KEEP BACK 300 FEET from Stress!
In the fire service, we’re good at maintaining collapse zones, isolating and denying entry at haz-mat incidents, and establishing perimeters during brush fires, incidents involving wires down, and traffic accidents. Most of our rigs say “KEEP BACK 300 FEET” to warn bystanders of the dangers.
But what about creating a safe zone from stress? An old saying comes to mind, “Your mind is like a dangerous neighborhood – don’t go there!” I can’t count the number of times I have found myself wondering how I “got there.”
For firefighters, the ability to manage stress is critical, because we have plenty of stress from our jobs. When on duty, we must be constantly ready to go, and that hyper-vigilance is a form of stress. So it’s even more important that we control the other stressors in our lives and learn to relax when we can. But how?
We think about stress as coming from the outside – things people say or do or don’t do, appliances that break at inopportune times, or friends or family who worry us with their actions or disappoint us when they fail to live up to the standards we set. However, in fact, our stress doesn’t come from the outside, but rather from the inside.
Many of you may have had an opportunity to attend a presentation by risk management expert and Lexipol co-founder Gordon Graham. Gordon talks a lot about “proximate causes” and “root causes” of tragedies in public safety. The proximate causes are those things that happen right before the tragedy, so we often focus on them. But Gordon urges us to dig deeper, to find the root causes that are the real contributor to something going wrong. For instance, we might be tempted to blame an apparatus backing accident on the failure to use a spotter. But that’s a proximate cause – the root cause might be the department’s failure to establish a backing policy and procedure. Or it could be failure to train the apparatus operators properly on the policy. Or it might be that the apparatus operator was extremely fatigued and as a result made a poor decision to operate without a backer. There can be multiple root causes just as there can be multiple proximate causes.
So, what does all this have to do with stress? Think of the outside triggers as proximate causes. You might think you’re stressed out because the traffic is terrible and you’ll be late. But maybe it’s because you argued with your teenage son before you left. Or because you’ve put off repairing the car and every additional minute you spend in it is a reminder. There’s not always some big secret trigger for stress, but often the little things that get to us have deeper roots. Understanding that is key to learning to manage stress.
With the idea of proximate stressors and root cause stressors as a foundation, let’s look at a few other tips for dialing it back:

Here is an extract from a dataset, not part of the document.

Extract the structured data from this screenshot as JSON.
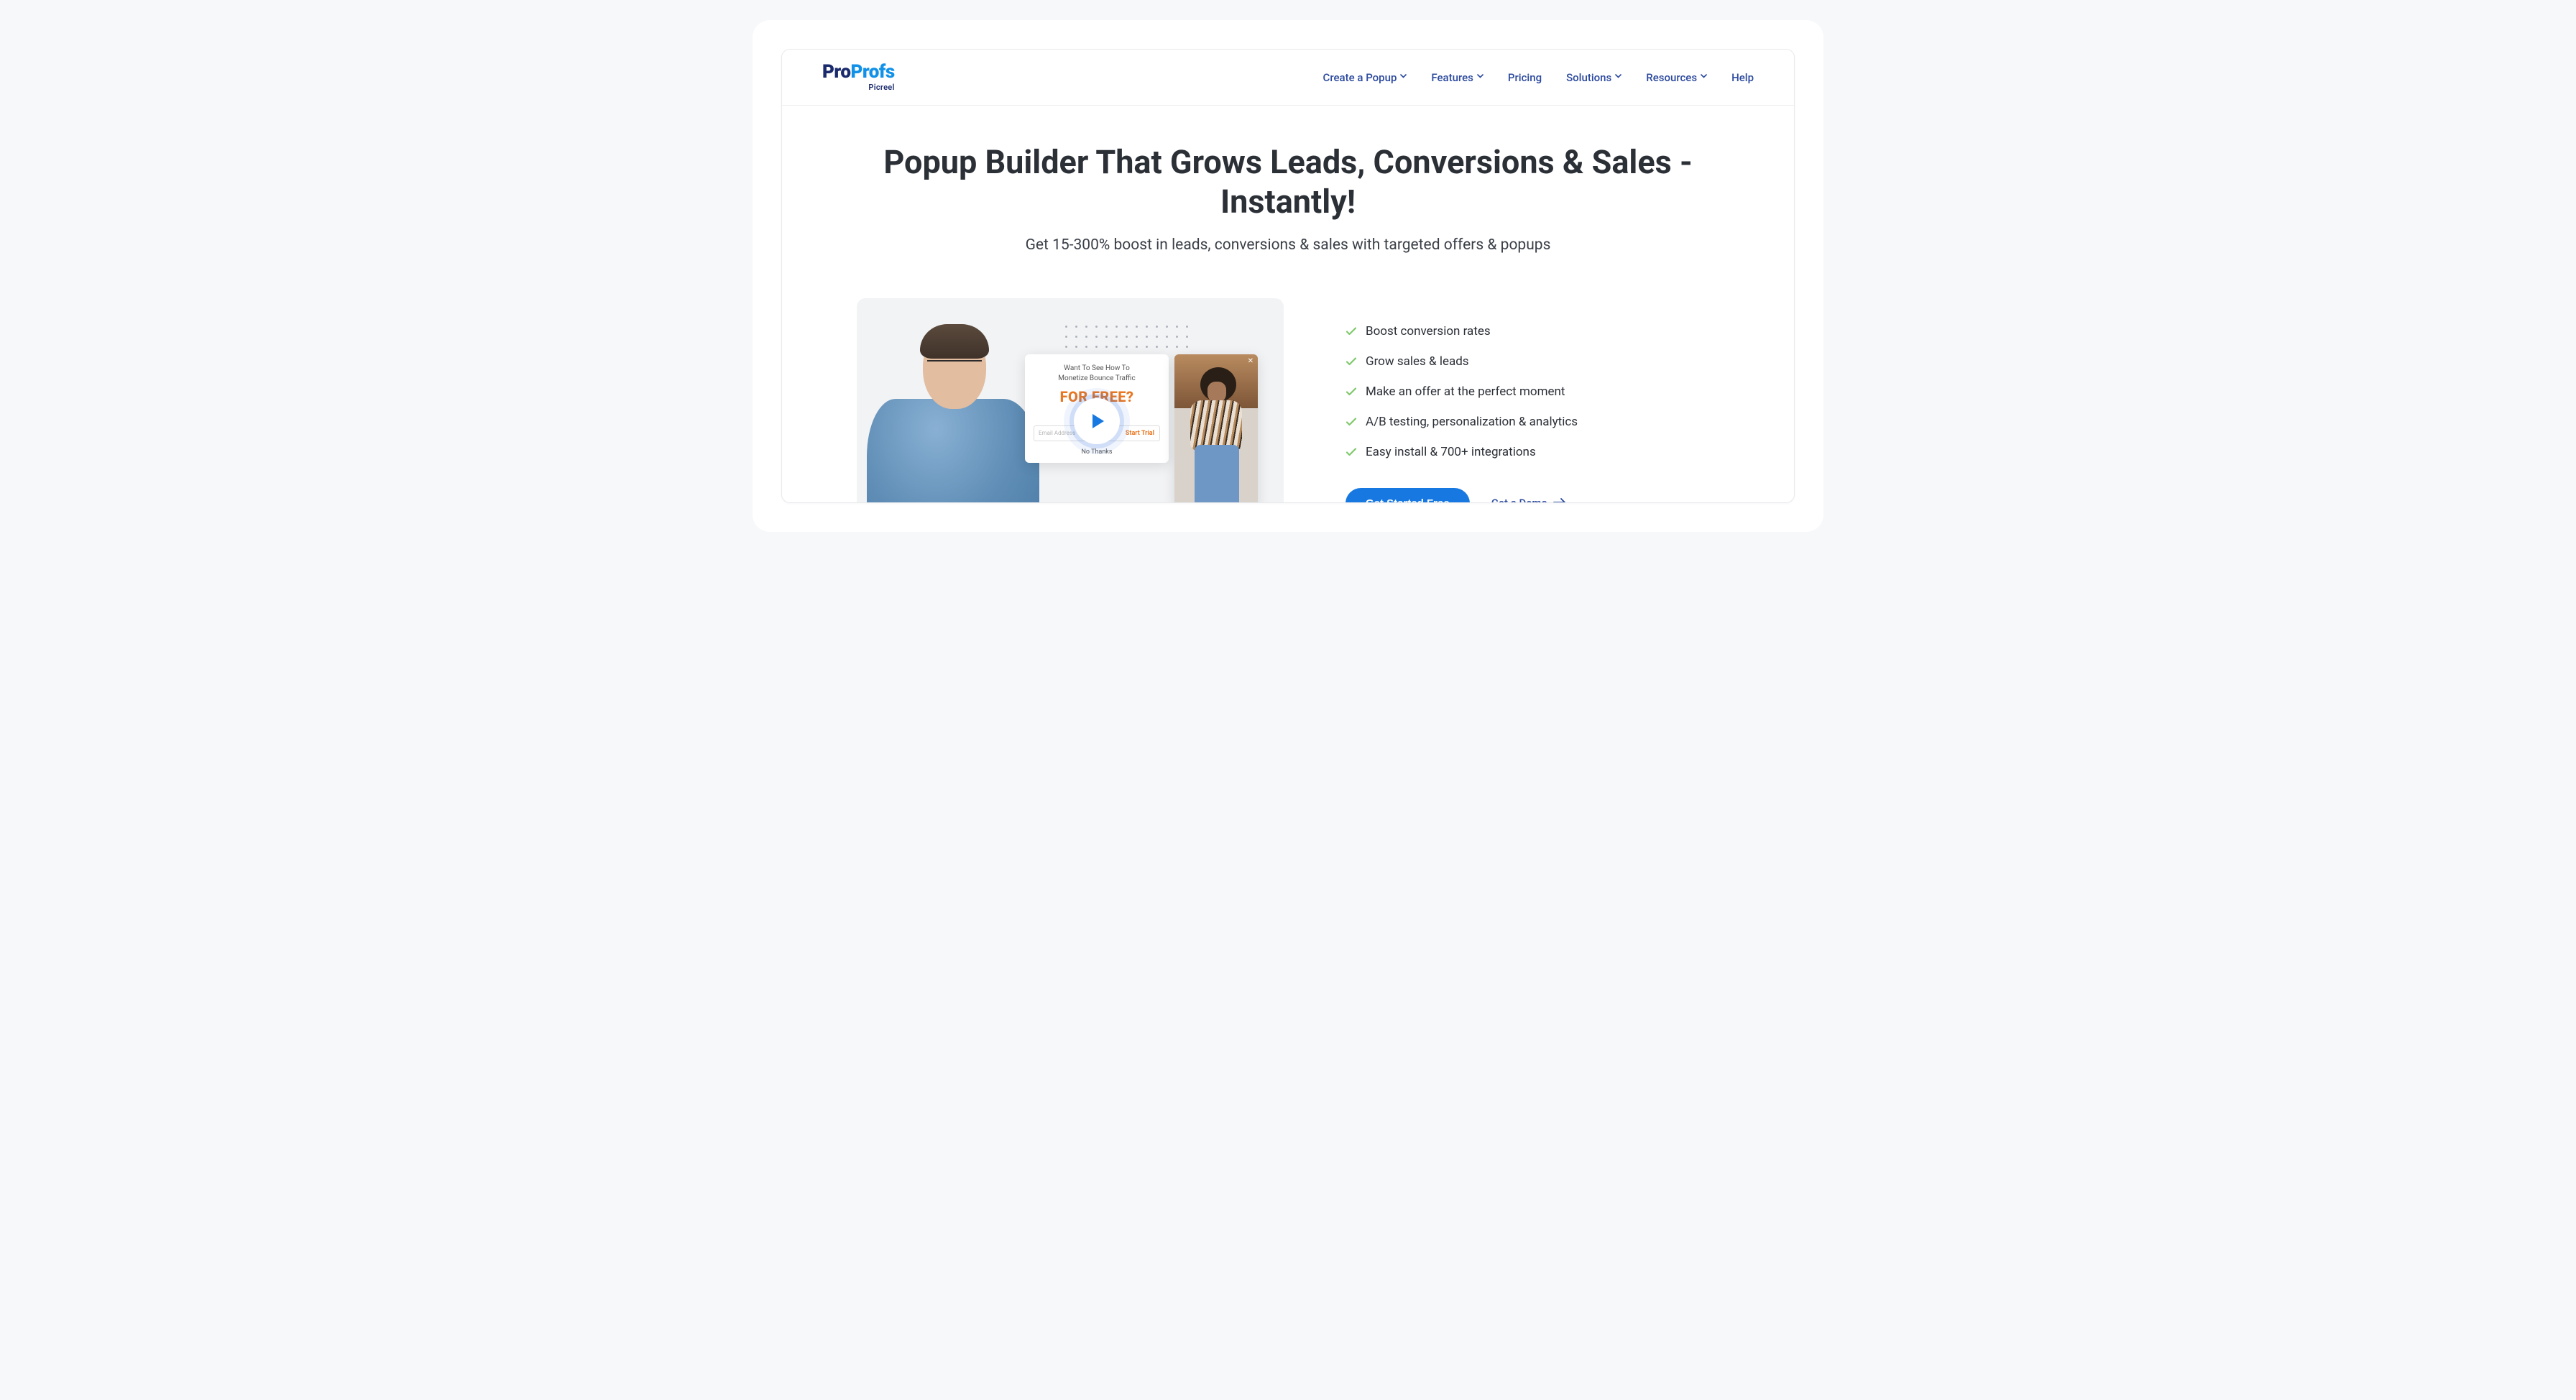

Put your mind on a healthy diet! Our minds are no different than our bodies – if we feed them garbage, we will get garbage in return. Are you allowing yourself to binge on depressing news, violent video games, or mean-spirited reality TV shows? When you sit around the fire house kitchen table with your fellow firefighters, do gossip and complaints dominate? There’s nothing wrong with indulging in entertainment from time to time, but strive for balance. Read an inspirational memoir, watch a documentary, or go for a walk in a park and listen – really listen – to all the natural life around you. You’ve been given the freedom to choose what you think about – now exercise that right!
Know your triggers and set limits. We all have things that set us over the edge – it may be when our spouse forgets to do the laundry, or when we arrive at work to find the apparatus tool compartments in disarray. Try to be aware of these triggers and anticipate when they may happen. Then, when the negative thoughts start churning, you can say “no” firmly and calmly. At the same time, know your limits and stick to them. Whether in your personal or professional life, taking on more than you can handle is a surefire recipe for stress.
Be open to changing and asking others to change. Certain people in your life may be triggers for stress. Guess what? That means YOU might be triggering someone else’s stress! Rather than resorting to broad statements such as, “He’s so annoying,” try to identify specific behaviors that cause you concern. Communicate your concerns in an open and respectful way. Be open-minded and compromise. When you ask someone to change their behavior, be willing to change yours.
What you think affects the way you feel; the way you feel affects the way you act. Keep your mind on the right things. And keep back from stress!